#### SUPPLIED RECORDS

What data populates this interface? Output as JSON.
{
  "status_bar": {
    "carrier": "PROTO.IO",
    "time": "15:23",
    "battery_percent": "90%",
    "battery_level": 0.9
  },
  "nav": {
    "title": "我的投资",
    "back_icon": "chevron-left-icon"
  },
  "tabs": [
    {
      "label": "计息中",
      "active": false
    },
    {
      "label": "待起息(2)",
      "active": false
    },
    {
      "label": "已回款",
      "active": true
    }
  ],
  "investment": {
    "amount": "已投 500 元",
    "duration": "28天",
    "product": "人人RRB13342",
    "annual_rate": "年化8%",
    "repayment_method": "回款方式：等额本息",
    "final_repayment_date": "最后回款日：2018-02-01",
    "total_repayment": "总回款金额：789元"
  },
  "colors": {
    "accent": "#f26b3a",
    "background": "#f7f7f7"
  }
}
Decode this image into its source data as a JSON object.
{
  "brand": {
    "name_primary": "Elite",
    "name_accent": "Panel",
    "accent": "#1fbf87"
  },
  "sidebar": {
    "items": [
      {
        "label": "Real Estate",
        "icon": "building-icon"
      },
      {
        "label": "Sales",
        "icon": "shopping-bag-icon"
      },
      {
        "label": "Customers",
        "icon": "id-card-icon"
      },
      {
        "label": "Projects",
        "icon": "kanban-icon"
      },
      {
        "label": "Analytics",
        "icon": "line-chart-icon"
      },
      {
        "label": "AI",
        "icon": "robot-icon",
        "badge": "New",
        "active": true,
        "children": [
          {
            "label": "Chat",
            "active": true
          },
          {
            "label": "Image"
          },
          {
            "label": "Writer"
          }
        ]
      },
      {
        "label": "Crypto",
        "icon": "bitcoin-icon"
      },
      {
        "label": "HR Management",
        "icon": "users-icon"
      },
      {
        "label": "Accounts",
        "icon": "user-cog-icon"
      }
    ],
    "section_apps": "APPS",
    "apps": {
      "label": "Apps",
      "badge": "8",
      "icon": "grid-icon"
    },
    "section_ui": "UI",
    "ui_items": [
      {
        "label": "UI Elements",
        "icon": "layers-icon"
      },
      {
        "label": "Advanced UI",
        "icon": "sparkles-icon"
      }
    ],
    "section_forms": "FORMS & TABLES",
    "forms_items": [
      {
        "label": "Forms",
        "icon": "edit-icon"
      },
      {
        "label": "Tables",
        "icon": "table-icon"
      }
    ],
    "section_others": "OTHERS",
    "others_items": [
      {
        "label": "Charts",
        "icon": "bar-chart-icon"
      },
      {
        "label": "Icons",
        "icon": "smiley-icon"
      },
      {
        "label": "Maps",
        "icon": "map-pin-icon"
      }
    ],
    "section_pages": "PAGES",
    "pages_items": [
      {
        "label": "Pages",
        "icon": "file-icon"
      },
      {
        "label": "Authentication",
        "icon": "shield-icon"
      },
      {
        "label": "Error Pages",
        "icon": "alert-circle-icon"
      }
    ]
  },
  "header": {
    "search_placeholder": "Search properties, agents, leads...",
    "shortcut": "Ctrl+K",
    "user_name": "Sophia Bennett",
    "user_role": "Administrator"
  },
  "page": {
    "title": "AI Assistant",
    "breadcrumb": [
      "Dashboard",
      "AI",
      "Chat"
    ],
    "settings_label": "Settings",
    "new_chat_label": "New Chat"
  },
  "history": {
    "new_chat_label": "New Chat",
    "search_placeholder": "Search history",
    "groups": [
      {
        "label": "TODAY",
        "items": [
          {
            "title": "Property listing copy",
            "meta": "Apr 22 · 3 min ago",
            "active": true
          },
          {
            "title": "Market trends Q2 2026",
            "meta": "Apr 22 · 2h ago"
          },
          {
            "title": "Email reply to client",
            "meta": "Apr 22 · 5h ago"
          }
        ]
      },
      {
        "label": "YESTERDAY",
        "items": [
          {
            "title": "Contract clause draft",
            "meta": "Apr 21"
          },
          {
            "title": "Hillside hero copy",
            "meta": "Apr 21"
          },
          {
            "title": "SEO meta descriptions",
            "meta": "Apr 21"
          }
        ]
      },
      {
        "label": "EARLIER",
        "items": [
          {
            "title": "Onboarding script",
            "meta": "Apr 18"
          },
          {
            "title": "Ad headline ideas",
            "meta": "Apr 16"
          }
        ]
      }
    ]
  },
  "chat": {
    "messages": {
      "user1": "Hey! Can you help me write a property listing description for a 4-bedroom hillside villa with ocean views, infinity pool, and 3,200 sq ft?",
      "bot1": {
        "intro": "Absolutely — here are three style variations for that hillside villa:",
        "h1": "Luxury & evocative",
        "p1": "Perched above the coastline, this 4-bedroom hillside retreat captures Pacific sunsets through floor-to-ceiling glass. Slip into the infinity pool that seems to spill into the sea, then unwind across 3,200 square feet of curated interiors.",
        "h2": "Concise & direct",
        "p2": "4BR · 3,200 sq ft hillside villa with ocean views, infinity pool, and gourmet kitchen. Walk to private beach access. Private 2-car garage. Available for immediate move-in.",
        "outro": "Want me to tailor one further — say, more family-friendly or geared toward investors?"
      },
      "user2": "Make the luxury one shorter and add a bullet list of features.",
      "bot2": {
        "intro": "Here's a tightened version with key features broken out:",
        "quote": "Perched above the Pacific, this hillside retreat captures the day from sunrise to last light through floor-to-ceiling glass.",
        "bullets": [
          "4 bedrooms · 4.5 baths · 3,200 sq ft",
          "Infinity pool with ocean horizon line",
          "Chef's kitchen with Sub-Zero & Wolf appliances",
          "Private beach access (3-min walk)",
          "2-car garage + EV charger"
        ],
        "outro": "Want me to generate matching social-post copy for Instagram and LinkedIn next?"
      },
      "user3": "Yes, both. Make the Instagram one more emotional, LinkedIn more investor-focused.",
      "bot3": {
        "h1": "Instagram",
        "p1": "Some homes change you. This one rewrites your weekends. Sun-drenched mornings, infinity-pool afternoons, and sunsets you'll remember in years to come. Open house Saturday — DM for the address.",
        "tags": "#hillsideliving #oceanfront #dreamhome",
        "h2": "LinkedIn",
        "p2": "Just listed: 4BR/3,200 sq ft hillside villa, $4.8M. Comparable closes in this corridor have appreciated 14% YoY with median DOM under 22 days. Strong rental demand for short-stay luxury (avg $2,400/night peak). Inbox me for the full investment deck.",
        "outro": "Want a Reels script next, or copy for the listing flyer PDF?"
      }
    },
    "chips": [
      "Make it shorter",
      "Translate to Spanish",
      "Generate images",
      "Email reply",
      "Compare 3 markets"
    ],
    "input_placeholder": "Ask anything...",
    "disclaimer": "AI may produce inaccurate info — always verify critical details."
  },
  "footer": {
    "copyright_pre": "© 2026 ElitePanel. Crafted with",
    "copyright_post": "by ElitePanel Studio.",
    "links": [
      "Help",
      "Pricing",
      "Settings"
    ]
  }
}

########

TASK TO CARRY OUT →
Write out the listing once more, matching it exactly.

RESULT OF THIS EXERCISE →
What data populates this interface? Output as JSON.
{
  "status_bar": {
    "carrier": "PROTO.IO",
    "time": "15:23",
    "battery_percent": "90%",
    "battery_level": 0.9
  },
  "nav": {
    "title": "我的投资",
    "back_icon": "chevron-left-icon"
  },
  "tabs": [
    {
      "label": "计息中",
      "active": false
    },
    {
      "label": "待起息(2)",
      "active": false
    },
    {
      "label": "已回款",
      "active": true
    }
  ],
  "investment": {
    "amount": "已投 500 元",
    "duration": "28天",
    "product": "人人RRB13342",
    "annual_rate": "年化8%",
    "repayment_method": "回款方式：等额本息",
    "final_repayment_date": "最后回款日：2018-02-01",
    "total_repayment": "总回款金额：789元"
  },
  "colors": {
    "accent": "#f26b3a",
    "background": "#f7f7f7"
  }
}
Decode this image into its source data as a JSON object.
{
  "brand": {
    "name_primary": "Elite",
    "name_accent": "Panel",
    "accent": "#1fbf87"
  },
  "sidebar": {
    "items": [
      {
        "label": "Real Estate",
        "icon": "building-icon"
      },
      {
        "label": "Sales",
        "icon": "shopping-bag-icon"
      },
      {
        "label": "Customers",
        "icon": "id-card-icon"
      },
      {
        "label": "Projects",
        "icon": "kanban-icon"
      },
      {
        "label": "Analytics",
        "icon": "line-chart-icon"
      },
      {
        "label": "AI",
        "icon": "robot-icon",
        "badge": "New",
        "active": true,
        "children": [
          {
            "label": "Chat",
            "active": true
          },
          {
            "label": "Image"
          },
          {
            "label": "Writer"
          }
        ]
      },
      {
        "label": "Crypto",
        "icon": "bitcoin-icon"
      },
      {
        "label": "HR Management",
        "icon": "users-icon"
      },
      {
        "label": "Accounts",
        "icon": "user-cog-icon"
      }
    ],
    "section_apps": "APPS",
    "apps": {
      "label": "Apps",
      "badge": "8",
      "icon": "grid-icon"
    },
    "section_ui": "UI",
    "ui_items": [
      {
        "label": "UI Elements",
        "icon": "layers-icon"
      },
      {
        "label": "Advanced UI",
        "icon": "sparkles-icon"
      }
    ],
    "section_forms": "FORMS & TABLES",
    "forms_items": [
      {
        "label": "Forms",
        "icon": "edit-icon"
      },
      {
        "label": "Tables",
        "icon": "table-icon"
      }
    ],
    "section_others": "OTHERS",
    "others_items": [
      {
        "label": "Charts",
        "icon": "bar-chart-icon"
      },
      {
        "label": "Icons",
        "icon": "smiley-icon"
      },
      {
        "label": "Maps",
        "icon": "map-pin-icon"
      }
    ],
    "section_pages": "PAGES",
    "pages_items": [
      {
        "label": "Pages",
        "icon": "file-icon"
      },
      {
        "label": "Authentication",
        "icon": "shield-icon"
      },
      {
        "label": "Error Pages",
        "icon": "alert-circle-icon"
      }
    ]
  },
  "header": {
    "search_placeholder": "Search properties, agents, leads...",
    "shortcut": "Ctrl+K",
    "user_name": "Sophia Bennett",
    "user_role": "Administrator"
  },
  "page": {
    "title": "AI Assistant",
    "breadcrumb": [
      "Dashboard",
      "AI",
      "Chat"
    ],
    "settings_label": "Settings",
    "new_chat_label": "New Chat"
  },
  "history": {
    "new_chat_label": "New Chat",
    "search_placeholder": "Search history",
    "groups": [
      {
        "label": "TODAY",
        "items": [
          {
            "title": "Property listing copy",
            "meta": "Apr 22 · 3 min ago",
            "active": true
          },
          {
            "title": "Market trends Q2 2026",
            "meta": "Apr 22 · 2h ago"
          },
          {
            "title": "Email reply to client",
            "meta": "Apr 22 · 5h ago"
          }
        ]
      },
      {
        "label": "YESTERDAY",
        "items": [
          {
            "title": "Contract clause draft",
            "meta": "Apr 21"
          },
          {
            "title": "Hillside hero copy",
            "meta": "Apr 21"
          },
          {
            "title": "SEO meta descriptions",
            "meta": "Apr 21"
          }
        ]
      },
      {
        "label": "EARLIER",
        "items": [
          {
            "title": "Onboarding script",
            "meta": "Apr 18"
          },
          {
            "title": "Ad headline ideas",
            "meta": "Apr 16"
          }
        ]
      }
    ]
  },
  "chat": {
    "messages": {
      "user1": "Hey! Can you help me write a property listing description for a 4-bedroom hillside villa with ocean views, infinity pool, and 3,200 sq ft?",
      "bot1": {
        "intro": "Absolutely — here are three style variations for that hillside villa:",
        "h1": "Luxury & evocative",
        "p1": "Perched above the coastline, this 4-bedroom hillside retreat captures Pacific sunsets through floor-to-ceiling glass. Slip into the infinity pool that seems to spill into the sea, then unwind across 3,200 square feet of curated interiors.",
        "h2": "Concise & direct",
        "p2": "4BR · 3,200 sq ft hillside villa with ocean views, infinity pool, and gourmet kitchen. Walk to private beach access. Private 2-car garage. Available for immediate move-in.",
        "outro": "Want me to tailor one further — say, more family-friendly or geared toward investors?"
      },
      "user2": "Make the luxury one shorter and add a bullet list of features.",
      "bot2": {
        "intro": "Here's a tightened version with key features broken out:",
        "quote": "Perched above the Pacific, this hillside retreat captures the day from sunrise to last light through floor-to-ceiling glass.",
        "bullets": [
          "4 bedrooms · 4.5 baths · 3,200 sq ft",
          "Infinity pool with ocean horizon line",
          "Chef's kitchen with Sub-Zero & Wolf appliances",
          "Private beach access (3-min walk)",
          "2-car garage + EV charger"
        ],
        "outro": "Want me to generate matching social-post copy for Instagram and LinkedIn next?"
      },
      "user3": "Yes, both. Make the Instagram one more emotional, LinkedIn more investor-focused.",
      "bot3": {
        "h1": "Instagram",
        "p1": "Some homes change you. This one rewrites your weekends. Sun-drenched mornings, infinity-pool afternoons, and sunsets you'll remember in years to come. Open house Saturday — DM for the address.",
        "tags": "#hillsideliving #oceanfront #dreamhome",
        "h2": "LinkedIn",
        "p2": "Just listed: 4BR/3,200 sq ft hillside villa, $4.8M. Comparable closes in this corridor have appreciated 14% YoY with median DOM under 22 days. Strong rental demand for short-stay luxury (avg $2,400/night peak). Inbox me for the full investment deck.",
        "outro": "Want a Reels script next, or copy for the listing flyer PDF?"
      }
    },
    "chips": [
      "Make it shorter",
      "Translate to Spanish",
      "Generate images",
      "Email reply",
      "Compare 3 markets"
    ],
    "input_placeholder": "Ask anything...",
    "disclaimer": "AI may produce inaccurate info — always verify critical details."
  },
  "footer": {
    "copyright_pre": "© 2026 ElitePanel. Crafted with",
    "copyright_post": "by ElitePanel Studio.",
    "links": [
      "Help",
      "Pricing",
      "Settings"
    ]
  }
}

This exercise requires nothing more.